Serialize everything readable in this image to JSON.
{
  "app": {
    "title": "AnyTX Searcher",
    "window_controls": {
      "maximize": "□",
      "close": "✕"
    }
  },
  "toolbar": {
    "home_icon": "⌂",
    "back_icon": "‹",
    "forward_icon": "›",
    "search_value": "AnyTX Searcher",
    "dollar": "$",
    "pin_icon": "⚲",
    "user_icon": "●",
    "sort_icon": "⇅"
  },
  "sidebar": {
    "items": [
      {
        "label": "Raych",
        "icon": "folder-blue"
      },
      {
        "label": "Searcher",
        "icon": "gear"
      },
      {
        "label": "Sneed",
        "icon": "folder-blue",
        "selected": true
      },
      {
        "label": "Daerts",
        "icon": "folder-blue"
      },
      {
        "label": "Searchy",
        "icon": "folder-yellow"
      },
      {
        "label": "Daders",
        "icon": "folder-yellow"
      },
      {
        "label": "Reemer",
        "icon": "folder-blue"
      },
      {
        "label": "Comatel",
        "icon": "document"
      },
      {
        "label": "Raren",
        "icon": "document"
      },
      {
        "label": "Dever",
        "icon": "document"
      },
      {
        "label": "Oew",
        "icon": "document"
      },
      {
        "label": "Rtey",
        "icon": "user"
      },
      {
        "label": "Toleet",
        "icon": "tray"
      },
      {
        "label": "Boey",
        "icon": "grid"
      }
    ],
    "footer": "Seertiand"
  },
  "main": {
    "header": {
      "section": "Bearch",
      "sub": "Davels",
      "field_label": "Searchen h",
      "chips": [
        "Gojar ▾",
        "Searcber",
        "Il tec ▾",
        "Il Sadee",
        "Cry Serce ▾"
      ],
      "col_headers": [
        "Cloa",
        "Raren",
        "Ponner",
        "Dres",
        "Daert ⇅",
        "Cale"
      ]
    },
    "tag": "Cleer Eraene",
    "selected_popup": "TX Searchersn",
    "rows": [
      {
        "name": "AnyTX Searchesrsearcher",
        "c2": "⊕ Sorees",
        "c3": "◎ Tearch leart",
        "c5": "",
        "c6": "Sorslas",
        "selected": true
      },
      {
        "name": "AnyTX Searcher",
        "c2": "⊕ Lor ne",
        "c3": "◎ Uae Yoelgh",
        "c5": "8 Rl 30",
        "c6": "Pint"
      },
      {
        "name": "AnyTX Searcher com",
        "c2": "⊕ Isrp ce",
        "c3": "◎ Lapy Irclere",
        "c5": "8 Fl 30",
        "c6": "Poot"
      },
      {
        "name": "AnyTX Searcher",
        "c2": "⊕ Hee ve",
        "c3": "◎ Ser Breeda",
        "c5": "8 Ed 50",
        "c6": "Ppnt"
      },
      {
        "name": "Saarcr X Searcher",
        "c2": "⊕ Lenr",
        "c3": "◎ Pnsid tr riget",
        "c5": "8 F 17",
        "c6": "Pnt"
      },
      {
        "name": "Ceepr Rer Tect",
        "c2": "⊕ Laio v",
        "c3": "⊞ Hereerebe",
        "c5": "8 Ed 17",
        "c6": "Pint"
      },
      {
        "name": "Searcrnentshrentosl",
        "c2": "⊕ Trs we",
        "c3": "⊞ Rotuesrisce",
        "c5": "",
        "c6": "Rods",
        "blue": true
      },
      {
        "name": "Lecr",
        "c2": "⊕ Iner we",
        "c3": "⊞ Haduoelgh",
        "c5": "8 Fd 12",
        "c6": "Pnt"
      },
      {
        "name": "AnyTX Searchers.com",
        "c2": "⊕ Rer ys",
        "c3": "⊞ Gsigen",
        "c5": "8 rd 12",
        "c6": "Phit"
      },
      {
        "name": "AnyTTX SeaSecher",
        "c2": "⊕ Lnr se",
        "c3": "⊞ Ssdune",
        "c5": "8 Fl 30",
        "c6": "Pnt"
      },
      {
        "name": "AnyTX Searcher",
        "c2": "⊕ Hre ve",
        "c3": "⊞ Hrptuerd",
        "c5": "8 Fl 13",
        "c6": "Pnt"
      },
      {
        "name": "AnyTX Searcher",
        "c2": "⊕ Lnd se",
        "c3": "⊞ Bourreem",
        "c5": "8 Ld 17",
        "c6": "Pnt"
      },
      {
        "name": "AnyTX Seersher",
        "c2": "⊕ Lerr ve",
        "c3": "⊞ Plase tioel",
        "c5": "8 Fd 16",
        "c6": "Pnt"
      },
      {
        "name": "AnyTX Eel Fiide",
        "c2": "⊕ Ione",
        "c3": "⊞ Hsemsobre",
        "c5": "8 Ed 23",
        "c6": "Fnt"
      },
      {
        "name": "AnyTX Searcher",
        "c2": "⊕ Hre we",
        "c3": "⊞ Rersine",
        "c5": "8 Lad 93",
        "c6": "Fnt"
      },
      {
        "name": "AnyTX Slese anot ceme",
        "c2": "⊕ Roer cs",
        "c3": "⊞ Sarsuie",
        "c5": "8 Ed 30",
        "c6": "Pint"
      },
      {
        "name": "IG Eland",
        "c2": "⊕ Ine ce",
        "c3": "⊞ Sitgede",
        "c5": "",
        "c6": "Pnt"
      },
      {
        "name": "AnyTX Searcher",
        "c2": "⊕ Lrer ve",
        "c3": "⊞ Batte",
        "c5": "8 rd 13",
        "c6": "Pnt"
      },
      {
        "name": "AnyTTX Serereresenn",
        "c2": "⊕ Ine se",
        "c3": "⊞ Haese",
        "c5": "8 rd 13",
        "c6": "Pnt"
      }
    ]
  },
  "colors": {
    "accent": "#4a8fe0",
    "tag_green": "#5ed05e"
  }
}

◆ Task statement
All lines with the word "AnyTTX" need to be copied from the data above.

◆ Response area
        "name": "AnyTTX SeaSecher",
        "name": "AnyTTX Serereresenn",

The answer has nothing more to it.